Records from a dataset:
+===+

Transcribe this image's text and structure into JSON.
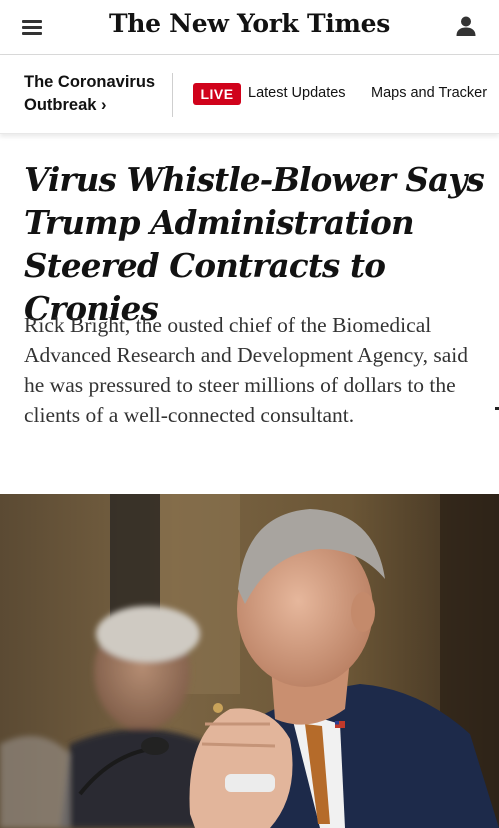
{
  "header": {
    "masthead": "The New York Times",
    "menu_icon": "hamburger-menu-icon",
    "account_icon": "user-account-icon"
  },
  "subnav": {
    "section_line1": "The Coronavirus",
    "section_line2": "Outbreak",
    "section_chevron": "›",
    "live_label": "LIVE",
    "links": [
      "Latest Updates",
      "Maps and Tracker"
    ]
  },
  "article": {
    "headline": "Virus Whistle-Blower Says Trump Administration Steered Contracts to Cronies",
    "summary": "Rick Bright, the ousted chief of the Biomedical Advanced Research and Development Agency, said he was pressured to steer millions of dollars to the clients of a well-connected consultant."
  },
  "colors": {
    "live_red": "#d0021b",
    "text": "#121212",
    "summary_text": "#333333"
  }
}
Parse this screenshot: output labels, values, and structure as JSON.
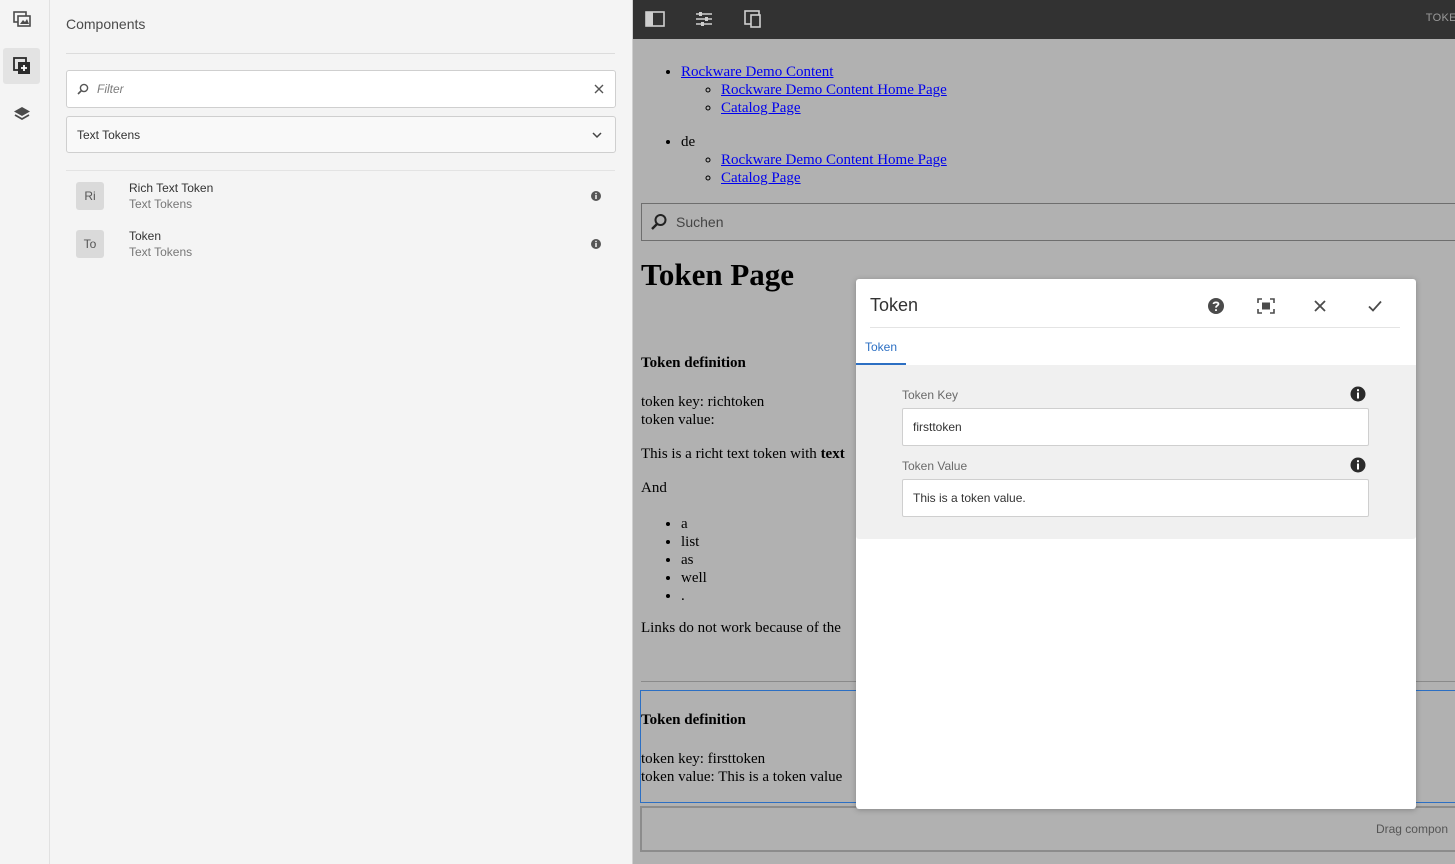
{
  "rail": {
    "items": [
      {
        "name": "assets-icon"
      },
      {
        "name": "components-icon"
      },
      {
        "name": "layers-icon"
      }
    ]
  },
  "panel": {
    "title": "Components",
    "filter_placeholder": "Filter",
    "group_select": "Text Tokens",
    "components": [
      {
        "badge": "Ri",
        "name": "Rich Text Token",
        "group": "Text Tokens"
      },
      {
        "badge": "To",
        "name": "Token",
        "group": "Text Tokens"
      }
    ]
  },
  "topbar": {
    "title": "TOKEN"
  },
  "page": {
    "nav": [
      {
        "label": "Rockware Demo Content",
        "children": [
          "Rockware Demo Content Home Page",
          "Catalog Page"
        ]
      },
      {
        "label": "de",
        "children": [
          "Rockware Demo Content Home Page",
          "Catalog Page"
        ]
      }
    ],
    "search_placeholder": "Suchen",
    "heading": "Token Page",
    "def1_title": "Token definition",
    "def1_key": "token key: richtoken",
    "def1_value": "token value:",
    "rich_text_prefix": "This is a richt text token with ",
    "rich_text_bold": "text",
    "and_text": "And",
    "list": [
      "a",
      "list",
      "as",
      "well",
      "."
    ],
    "links_text": "Links do not work because of the",
    "def2_title": "Token definition",
    "def2_key": "token key: firsttoken",
    "def2_value": "token value: This is a token value",
    "drag_text": "Drag compon"
  },
  "dialog": {
    "title": "Token",
    "tab": "Token",
    "fields": [
      {
        "label": "Token Key",
        "value": "firsttoken"
      },
      {
        "label": "Token Value",
        "value": "This is a token value."
      }
    ]
  }
}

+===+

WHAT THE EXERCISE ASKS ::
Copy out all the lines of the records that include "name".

ANSWER SECTION ::
        "name": "assets-icon"
        "name": "components-icon"
        "name": "layers-icon"
        "name": "Rich Text Token",
        "name": "Token",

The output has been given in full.